13/12/21

The long road to climate justice

climate declaration

Send to a friend

The details you provide on this page will not be used to send unsolicited email, and will not be sold to a 3rd party. See privacy policy.

The road to climate justice is proving a long one. It is a road that has been obstructed by denial of the science and of human rights.

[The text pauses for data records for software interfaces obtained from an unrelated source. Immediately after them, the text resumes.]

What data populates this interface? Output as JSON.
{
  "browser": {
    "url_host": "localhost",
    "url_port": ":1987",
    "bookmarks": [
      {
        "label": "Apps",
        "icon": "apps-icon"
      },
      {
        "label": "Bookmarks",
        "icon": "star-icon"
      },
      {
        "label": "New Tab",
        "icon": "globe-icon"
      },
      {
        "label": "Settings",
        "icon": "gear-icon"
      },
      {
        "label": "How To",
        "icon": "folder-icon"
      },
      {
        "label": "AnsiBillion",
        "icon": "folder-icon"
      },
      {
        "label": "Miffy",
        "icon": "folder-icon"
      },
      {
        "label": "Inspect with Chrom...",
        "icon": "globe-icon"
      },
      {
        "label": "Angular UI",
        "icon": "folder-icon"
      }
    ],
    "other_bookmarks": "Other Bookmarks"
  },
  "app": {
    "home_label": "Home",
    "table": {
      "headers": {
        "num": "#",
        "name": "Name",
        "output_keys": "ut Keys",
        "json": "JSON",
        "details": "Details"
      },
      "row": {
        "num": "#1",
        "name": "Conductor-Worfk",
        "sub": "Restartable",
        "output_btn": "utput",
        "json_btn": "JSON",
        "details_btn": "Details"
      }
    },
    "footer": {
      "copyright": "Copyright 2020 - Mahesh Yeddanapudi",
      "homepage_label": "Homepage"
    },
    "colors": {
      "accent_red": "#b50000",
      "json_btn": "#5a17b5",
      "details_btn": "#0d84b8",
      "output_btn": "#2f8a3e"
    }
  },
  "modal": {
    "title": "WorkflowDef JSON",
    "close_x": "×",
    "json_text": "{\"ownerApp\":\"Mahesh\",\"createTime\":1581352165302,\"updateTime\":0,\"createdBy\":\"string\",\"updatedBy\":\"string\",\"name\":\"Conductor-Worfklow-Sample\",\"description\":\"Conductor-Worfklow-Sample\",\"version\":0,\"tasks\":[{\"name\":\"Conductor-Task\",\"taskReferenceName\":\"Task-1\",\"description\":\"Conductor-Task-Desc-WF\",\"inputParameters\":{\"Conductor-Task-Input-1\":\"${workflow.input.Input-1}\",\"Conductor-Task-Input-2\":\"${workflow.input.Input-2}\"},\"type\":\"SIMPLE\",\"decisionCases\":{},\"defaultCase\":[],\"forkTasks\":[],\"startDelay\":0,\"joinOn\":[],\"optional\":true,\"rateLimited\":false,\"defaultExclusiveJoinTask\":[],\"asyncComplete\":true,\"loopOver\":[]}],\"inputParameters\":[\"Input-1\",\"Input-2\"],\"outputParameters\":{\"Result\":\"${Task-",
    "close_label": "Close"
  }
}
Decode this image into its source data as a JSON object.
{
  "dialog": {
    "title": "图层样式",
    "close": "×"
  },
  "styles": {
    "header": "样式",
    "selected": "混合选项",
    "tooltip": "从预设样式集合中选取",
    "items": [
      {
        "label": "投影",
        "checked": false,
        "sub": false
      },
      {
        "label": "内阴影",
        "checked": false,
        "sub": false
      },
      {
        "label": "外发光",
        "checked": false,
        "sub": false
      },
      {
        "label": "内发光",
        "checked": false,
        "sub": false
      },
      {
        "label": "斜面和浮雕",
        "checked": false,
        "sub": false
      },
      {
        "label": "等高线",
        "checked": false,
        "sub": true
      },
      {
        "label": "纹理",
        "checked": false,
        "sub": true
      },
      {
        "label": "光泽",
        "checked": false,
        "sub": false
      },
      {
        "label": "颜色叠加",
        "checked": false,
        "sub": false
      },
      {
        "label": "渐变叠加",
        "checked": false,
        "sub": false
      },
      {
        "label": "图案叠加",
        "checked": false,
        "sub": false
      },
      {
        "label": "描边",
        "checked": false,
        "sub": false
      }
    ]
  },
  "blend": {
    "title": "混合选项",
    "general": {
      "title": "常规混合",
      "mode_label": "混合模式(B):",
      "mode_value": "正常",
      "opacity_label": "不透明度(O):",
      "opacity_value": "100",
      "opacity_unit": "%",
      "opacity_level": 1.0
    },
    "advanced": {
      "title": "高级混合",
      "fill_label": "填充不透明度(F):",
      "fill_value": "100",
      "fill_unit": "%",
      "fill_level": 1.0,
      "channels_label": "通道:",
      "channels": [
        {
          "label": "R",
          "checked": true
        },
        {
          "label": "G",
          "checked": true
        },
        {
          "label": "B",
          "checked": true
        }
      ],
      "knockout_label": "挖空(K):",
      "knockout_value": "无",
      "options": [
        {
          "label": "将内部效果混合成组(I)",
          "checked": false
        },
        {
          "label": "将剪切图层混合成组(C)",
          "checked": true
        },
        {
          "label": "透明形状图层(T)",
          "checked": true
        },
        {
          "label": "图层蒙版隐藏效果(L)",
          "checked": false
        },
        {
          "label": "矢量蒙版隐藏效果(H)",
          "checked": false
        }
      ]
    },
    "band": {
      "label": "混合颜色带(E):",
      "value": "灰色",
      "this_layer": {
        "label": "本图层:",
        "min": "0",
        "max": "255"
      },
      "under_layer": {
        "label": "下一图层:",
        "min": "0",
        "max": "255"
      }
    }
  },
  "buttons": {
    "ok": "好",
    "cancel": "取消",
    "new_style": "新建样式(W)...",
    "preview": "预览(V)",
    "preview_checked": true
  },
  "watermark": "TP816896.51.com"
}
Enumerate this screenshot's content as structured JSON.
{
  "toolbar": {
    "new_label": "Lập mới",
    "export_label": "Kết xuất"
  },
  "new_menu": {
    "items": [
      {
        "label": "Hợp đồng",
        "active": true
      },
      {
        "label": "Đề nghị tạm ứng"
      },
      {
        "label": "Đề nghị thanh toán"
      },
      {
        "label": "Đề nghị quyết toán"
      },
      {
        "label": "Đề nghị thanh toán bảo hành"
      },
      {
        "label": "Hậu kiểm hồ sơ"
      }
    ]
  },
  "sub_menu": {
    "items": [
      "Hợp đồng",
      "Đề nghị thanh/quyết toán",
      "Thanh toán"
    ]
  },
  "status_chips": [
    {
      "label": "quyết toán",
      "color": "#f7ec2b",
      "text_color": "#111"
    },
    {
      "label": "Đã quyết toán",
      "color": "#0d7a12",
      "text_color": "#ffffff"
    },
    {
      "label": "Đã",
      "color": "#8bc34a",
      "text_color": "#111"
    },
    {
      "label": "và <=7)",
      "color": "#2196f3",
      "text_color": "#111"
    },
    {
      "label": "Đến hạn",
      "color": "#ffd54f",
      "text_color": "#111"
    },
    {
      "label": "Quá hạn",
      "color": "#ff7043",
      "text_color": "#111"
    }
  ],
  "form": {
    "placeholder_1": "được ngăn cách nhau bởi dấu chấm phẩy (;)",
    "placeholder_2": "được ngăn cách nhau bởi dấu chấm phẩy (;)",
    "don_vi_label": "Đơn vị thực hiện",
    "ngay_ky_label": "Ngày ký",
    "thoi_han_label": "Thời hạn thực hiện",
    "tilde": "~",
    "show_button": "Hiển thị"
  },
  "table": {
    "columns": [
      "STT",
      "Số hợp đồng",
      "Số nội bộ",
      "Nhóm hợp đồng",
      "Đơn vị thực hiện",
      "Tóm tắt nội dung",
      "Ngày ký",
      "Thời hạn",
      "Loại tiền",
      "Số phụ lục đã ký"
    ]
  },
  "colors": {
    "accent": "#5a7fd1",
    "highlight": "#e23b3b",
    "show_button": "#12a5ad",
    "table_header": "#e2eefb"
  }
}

And it continues to experience roadblocks put up by fossil fuel-reliant businesses and governments.

But climate justice has never been more urgent for communities on the frontline of the climate crisis.

Over the next year, and in the lead up to 2030, developing countries paying for the irreversible impacts of climate change will push ever-harder for historic polluters to take responsibility for the unfolding climate catastrophe.

Small island nations say that 1.1 degrees Celsius of warming is already having devastating impacts on their lives and livelihoods, and two degrees will be a “death sentence” for their communities.

At the COP26 climate summit in Glasgow in November global South leaders, youth activists, scientists and civil society called for cooperation from delegates to help redress the balance.

In this Spotlight, we map out the long and difficult road to climate justice.

Our facts and figures article sets the scene by looking at where the world is now, following COP26. It includes an analysis of national climate ambitions that suggest temperatures will continue to rise, even if all national commitments to cut emissions are met.

We then report on the task ahead for COP27, and the actions that scientists and civil society will put into motion in an effort to garner desperately needed financial support for their communities.

The head of Mexico’s COP26 delegation, Camila Isabel Zepeda Lizama, tells SciDev.Net that establishing transparency and accountability bodies will be central to capping greenhouse gas emissions.

While agricultural emissions largely remain outside of climate strategies, women farmers in Nigeria say they are taking climate adaptation into their own hands.

And indigenous community leaders say that properly established monitoring and grievance mechanisms will be critical to protect their lands and knowledge as carbon markets get set to expand.

This article is part of our Spotlight on ‘The road to climate justice

This piece was produced by SciDev.Net’s Global desk.

Donations appeal